To do
Please write out each entry exactly as it appears.

Input material
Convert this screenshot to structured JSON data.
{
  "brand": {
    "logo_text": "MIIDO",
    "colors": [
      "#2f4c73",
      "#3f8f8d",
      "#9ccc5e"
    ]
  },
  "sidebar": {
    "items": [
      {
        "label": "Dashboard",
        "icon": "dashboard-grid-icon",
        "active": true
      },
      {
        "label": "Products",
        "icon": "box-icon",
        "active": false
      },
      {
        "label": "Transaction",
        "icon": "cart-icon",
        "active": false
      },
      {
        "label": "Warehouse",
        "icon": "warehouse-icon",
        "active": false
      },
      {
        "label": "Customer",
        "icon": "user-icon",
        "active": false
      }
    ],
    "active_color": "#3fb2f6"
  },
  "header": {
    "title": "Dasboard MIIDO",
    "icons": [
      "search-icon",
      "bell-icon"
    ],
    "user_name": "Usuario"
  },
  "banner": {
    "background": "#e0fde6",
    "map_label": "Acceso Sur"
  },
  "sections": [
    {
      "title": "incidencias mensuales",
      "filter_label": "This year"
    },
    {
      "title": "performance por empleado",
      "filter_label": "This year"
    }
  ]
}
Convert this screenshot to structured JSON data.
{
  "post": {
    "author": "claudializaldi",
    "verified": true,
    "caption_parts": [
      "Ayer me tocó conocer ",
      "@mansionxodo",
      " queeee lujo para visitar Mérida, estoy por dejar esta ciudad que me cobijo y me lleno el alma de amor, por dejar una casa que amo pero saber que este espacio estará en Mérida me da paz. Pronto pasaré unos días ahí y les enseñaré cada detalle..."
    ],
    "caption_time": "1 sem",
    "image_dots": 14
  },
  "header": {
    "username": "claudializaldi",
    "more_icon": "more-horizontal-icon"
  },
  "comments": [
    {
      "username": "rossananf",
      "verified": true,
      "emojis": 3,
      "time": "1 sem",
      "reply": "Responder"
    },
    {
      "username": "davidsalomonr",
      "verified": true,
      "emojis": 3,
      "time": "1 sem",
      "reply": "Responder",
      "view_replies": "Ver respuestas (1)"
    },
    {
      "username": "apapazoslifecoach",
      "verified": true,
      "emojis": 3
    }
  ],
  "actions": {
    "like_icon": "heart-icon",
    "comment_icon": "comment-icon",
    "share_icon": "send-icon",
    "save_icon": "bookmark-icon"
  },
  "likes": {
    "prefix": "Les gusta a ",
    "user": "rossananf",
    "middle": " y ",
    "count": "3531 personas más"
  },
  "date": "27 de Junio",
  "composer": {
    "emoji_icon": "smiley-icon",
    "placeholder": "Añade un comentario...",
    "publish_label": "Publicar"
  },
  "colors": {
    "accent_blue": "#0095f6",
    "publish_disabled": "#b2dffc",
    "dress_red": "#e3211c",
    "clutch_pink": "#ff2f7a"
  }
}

Task result
Convert this screenshot to structured JSON data.
{
  "brand": {
    "logo_text": "MIIDO",
    "colors": [
      "#2f4c73",
      "#3f8f8d",
      "#9ccc5e"
    ]
  },
  "sidebar": {
    "items": [
      {
        "label": "Dashboard",
        "icon": "dashboard-grid-icon",
        "active": true
      },
      {
        "label": "Products",
        "icon": "box-icon",
        "active": false
      },
      {
        "label": "Transaction",
        "icon": "cart-icon",
        "active": false
      },
      {
        "label": "Warehouse",
        "icon": "warehouse-icon",
        "active": false
      },
      {
        "label": "Customer",
        "icon": "user-icon",
        "active": false
      }
    ],
    "active_color": "#3fb2f6"
  },
  "header": {
    "title": "Dasboard MIIDO",
    "icons": [
      "search-icon",
      "bell-icon"
    ],
    "user_name": "Usuario"
  },
  "banner": {
    "background": "#e0fde6",
    "map_label": "Acceso Sur"
  },
  "sections": [
    {
      "title": "incidencias mensuales",
      "filter_label": "This year"
    },
    {
      "title": "performance por empleado",
      "filter_label": "This year"
    }
  ]
}
Convert this screenshot to structured JSON data.
{
  "post": {
    "author": "claudializaldi",
    "verified": true,
    "caption_parts": [
      "Ayer me tocó conocer ",
      "@mansionxodo",
      " queeee lujo para visitar Mérida, estoy por dejar esta ciudad que me cobijo y me lleno el alma de amor, por dejar una casa que amo pero saber que este espacio estará en Mérida me da paz. Pronto pasaré unos días ahí y les enseñaré cada detalle..."
    ],
    "caption_time": "1 sem",
    "image_dots": 14
  },
  "header": {
    "username": "claudializaldi",
    "more_icon": "more-horizontal-icon"
  },
  "comments": [
    {
      "username": "rossananf",
      "verified": true,
      "emojis": 3,
      "time": "1 sem",
      "reply": "Responder"
    },
    {
      "username": "davidsalomonr",
      "verified": true,
      "emojis": 3,
      "time": "1 sem",
      "reply": "Responder",
      "view_replies": "Ver respuestas (1)"
    },
    {
      "username": "apapazoslifecoach",
      "verified": true,
      "emojis": 3
    }
  ],
  "actions": {
    "like_icon": "heart-icon",
    "comment_icon": "comment-icon",
    "share_icon": "send-icon",
    "save_icon": "bookmark-icon"
  },
  "likes": {
    "prefix": "Les gusta a ",
    "user": "rossananf",
    "middle": " y ",
    "count": "3531 personas más"
  },
  "date": "27 de Junio",
  "composer": {
    "emoji_icon": "smiley-icon",
    "placeholder": "Añade un comentario...",
    "publish_label": "Publicar"
  },
  "colors": {
    "accent_blue": "#0095f6",
    "publish_disabled": "#b2dffc",
    "dress_red": "#e3211c",
    "clutch_pink": "#ff2f7a"
  }
}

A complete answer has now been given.